Your task: Here are some records; copy every line that holds the word "help".

Dataset rows for apps and sites:
- Opening Delimiter -

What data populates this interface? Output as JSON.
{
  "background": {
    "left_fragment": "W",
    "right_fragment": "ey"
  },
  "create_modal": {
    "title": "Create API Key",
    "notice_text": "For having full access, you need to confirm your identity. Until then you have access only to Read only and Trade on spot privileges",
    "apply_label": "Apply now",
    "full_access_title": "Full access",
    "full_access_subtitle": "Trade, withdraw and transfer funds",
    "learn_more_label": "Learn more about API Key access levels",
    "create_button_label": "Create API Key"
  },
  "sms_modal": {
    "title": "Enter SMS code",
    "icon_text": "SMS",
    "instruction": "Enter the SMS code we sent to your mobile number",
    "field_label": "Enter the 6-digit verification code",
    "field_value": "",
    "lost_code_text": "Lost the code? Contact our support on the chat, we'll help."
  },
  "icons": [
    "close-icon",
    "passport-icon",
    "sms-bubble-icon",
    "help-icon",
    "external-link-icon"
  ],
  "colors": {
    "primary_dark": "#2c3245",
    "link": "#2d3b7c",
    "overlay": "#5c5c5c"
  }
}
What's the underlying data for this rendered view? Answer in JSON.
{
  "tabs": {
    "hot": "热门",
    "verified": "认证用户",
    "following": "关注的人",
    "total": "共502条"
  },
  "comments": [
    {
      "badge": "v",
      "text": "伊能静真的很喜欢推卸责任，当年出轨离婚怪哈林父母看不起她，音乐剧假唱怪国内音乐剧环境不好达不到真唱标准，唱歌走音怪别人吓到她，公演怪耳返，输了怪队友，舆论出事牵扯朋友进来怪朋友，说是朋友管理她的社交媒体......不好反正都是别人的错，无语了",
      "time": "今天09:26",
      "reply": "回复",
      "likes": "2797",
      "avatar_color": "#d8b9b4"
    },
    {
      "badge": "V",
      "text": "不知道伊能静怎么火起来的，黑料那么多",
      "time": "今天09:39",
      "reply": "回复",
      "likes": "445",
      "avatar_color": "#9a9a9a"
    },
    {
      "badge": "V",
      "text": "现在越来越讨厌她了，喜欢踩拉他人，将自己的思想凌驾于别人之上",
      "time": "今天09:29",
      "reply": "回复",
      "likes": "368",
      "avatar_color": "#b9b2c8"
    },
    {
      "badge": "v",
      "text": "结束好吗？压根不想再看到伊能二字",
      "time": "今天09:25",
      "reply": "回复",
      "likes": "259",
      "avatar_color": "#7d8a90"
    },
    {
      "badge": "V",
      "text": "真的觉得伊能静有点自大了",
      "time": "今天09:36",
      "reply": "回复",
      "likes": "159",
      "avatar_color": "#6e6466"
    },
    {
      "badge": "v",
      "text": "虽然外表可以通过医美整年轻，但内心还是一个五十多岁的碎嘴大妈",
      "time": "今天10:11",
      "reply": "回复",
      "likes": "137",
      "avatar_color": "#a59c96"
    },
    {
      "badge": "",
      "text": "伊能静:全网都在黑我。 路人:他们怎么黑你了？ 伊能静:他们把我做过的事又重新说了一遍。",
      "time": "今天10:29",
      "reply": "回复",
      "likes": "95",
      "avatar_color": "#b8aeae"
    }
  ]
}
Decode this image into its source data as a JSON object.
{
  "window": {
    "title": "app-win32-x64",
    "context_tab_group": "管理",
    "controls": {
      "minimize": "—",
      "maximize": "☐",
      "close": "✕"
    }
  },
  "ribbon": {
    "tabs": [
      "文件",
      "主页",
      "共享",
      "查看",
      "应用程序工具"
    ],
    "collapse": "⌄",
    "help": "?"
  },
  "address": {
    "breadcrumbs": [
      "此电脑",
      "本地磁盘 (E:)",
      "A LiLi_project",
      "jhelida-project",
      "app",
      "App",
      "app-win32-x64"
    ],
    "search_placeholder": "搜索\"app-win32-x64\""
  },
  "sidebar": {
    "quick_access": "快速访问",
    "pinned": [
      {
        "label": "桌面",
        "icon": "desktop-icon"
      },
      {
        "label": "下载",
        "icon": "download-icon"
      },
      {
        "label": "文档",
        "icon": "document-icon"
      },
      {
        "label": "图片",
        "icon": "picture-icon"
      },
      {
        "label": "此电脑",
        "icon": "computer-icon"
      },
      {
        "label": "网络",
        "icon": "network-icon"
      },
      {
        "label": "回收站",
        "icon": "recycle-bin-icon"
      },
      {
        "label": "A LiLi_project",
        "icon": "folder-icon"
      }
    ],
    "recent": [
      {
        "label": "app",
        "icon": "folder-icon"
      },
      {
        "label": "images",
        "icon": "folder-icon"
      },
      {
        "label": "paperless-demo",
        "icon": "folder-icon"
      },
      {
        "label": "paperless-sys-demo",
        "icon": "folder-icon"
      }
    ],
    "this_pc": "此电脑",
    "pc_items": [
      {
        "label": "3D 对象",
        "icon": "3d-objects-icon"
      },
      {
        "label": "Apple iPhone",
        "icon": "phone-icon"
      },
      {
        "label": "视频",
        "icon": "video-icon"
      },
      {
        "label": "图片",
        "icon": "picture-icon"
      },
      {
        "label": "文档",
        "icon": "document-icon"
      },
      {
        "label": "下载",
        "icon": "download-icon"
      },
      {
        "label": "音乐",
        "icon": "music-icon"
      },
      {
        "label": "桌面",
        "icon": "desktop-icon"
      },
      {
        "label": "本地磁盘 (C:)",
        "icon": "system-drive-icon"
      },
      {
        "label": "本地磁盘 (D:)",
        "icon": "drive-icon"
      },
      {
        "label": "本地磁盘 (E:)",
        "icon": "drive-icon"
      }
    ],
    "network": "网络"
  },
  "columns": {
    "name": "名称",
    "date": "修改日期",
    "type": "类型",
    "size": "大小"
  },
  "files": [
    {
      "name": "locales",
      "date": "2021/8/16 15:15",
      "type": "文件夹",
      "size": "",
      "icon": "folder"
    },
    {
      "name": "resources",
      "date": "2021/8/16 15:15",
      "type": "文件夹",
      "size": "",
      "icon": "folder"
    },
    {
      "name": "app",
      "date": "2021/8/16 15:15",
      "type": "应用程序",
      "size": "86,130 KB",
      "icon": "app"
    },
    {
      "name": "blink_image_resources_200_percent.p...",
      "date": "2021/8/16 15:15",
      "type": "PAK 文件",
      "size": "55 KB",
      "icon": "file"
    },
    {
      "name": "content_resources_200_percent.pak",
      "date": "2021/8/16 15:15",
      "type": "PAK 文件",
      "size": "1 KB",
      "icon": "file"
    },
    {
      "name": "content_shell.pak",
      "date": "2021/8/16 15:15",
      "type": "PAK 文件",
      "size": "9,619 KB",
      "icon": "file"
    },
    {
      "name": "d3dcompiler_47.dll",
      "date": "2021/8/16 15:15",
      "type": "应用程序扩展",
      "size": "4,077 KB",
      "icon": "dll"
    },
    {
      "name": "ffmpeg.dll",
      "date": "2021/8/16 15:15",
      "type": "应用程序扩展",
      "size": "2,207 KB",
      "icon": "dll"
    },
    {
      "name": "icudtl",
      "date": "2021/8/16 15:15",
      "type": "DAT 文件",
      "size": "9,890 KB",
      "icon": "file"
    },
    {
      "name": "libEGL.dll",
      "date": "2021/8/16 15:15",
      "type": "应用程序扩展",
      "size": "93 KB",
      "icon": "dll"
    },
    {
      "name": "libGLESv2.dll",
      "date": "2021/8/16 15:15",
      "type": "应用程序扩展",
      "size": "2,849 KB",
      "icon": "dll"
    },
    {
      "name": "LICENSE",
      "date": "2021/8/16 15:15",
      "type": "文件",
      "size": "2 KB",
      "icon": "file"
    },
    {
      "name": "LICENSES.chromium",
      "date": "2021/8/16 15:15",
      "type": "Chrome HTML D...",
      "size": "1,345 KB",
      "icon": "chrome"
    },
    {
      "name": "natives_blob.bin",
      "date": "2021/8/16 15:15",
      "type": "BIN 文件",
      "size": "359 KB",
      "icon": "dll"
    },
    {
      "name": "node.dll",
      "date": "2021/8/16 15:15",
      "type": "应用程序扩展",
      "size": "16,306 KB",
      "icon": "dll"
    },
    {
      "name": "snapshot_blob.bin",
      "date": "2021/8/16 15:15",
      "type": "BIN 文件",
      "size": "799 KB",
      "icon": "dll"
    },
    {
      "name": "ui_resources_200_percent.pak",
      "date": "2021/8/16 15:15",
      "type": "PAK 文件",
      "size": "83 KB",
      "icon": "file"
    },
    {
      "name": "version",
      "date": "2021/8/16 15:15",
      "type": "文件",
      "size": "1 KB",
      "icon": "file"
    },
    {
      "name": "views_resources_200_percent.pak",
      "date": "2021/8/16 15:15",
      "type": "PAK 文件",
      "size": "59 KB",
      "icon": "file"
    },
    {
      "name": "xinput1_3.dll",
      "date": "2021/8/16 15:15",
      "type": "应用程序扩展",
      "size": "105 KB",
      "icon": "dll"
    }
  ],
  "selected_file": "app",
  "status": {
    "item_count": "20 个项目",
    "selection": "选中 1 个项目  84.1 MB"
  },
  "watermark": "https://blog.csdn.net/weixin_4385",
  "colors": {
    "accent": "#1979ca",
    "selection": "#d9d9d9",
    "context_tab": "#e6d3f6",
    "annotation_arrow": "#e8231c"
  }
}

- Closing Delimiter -

Output for this exercise:
    "lost_code_text": "Lost the code? Contact our support on the chat, we'll help."
    "help-icon",
    "help": "?"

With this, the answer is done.